▸ To do
Set down all of the entries below exactly, and omit the pictures.

Website and app data records
════════

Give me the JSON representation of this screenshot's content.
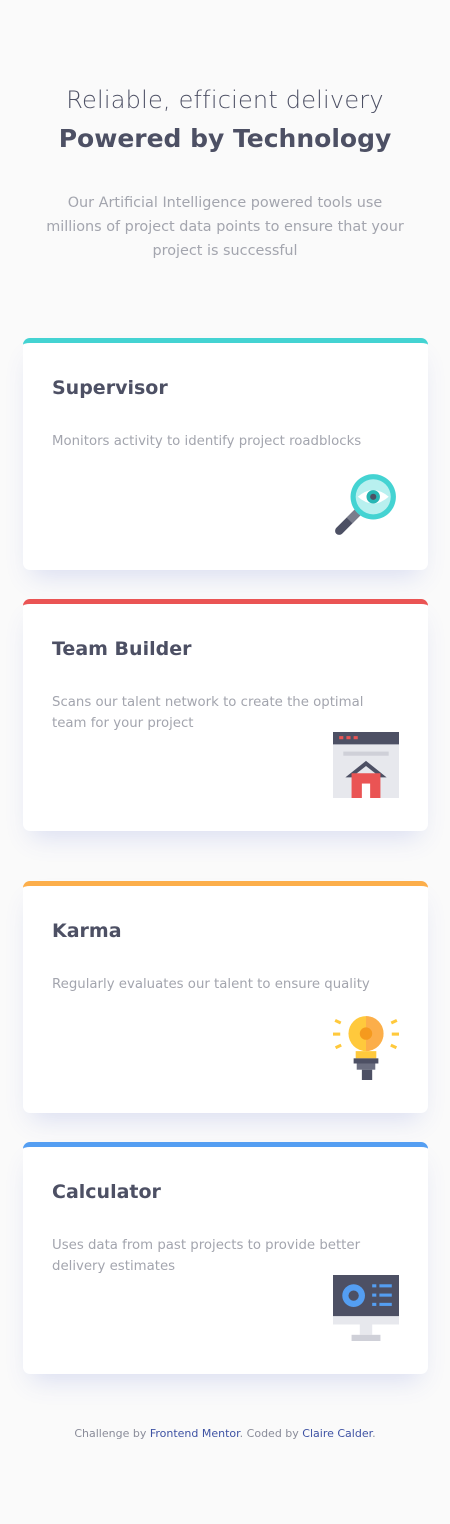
{
  "header": {
    "line1": "Reliable, efficient delivery",
    "line2": "Powered by Technology",
    "intro": "Our Artificial Intelligence powered tools use millions of project data points to ensure that your project is successful"
  },
  "cards": [
    {
      "title": "Supervisor",
      "text": "Monitors activity to identify project roadblocks",
      "icon": "supervisor-magnifier-icon",
      "accent": "#44d3d2"
    },
    {
      "title": "Team Builder",
      "text": "Scans our talent network to create the optimal team for your project",
      "icon": "team-builder-window-icon",
      "accent": "#ea5454"
    },
    {
      "title": "Karma",
      "text": "Regularly evaluates our talent to ensure quality",
      "icon": "karma-lightbulb-icon",
      "accent": "#fcae4a"
    },
    {
      "title": "Calculator",
      "text": "Uses data from past projects to provide better delivery estimates",
      "icon": "calculator-monitor-icon",
      "accent": "#549ef2"
    }
  ],
  "footer": {
    "prefix": "Challenge by",
    "link1": "Frontend Mentor",
    "middle": ". Coded by",
    "link2": "Claire Calder",
    "suffix": "."
  }
}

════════

▸ Solution to this exercise
Give me the JSON representation of this screenshot's content.
{
  "header": {
    "line1": "Reliable, efficient delivery",
    "line2": "Powered by Technology",
    "intro": "Our Artificial Intelligence powered tools use millions of project data points to ensure that your project is successful"
  },
  "cards": [
    {
      "title": "Supervisor",
      "text": "Monitors activity to identify project roadblocks",
      "icon": "supervisor-magnifier-icon",
      "accent": "#44d3d2"
    },
    {
      "title": "Team Builder",
      "text": "Scans our talent network to create the optimal team for your project",
      "icon": "team-builder-window-icon",
      "accent": "#ea5454"
    },
    {
      "title": "Karma",
      "text": "Regularly evaluates our talent to ensure quality",
      "icon": "karma-lightbulb-icon",
      "accent": "#fcae4a"
    },
    {
      "title": "Calculator",
      "text": "Uses data from past projects to provide better delivery estimates",
      "icon": "calculator-monitor-icon",
      "accent": "#549ef2"
    }
  ],
  "footer": {
    "prefix": "Challenge by",
    "link1": "Frontend Mentor",
    "middle": ". Coded by",
    "link2": "Claire Calder",
    "suffix": "."
  }
}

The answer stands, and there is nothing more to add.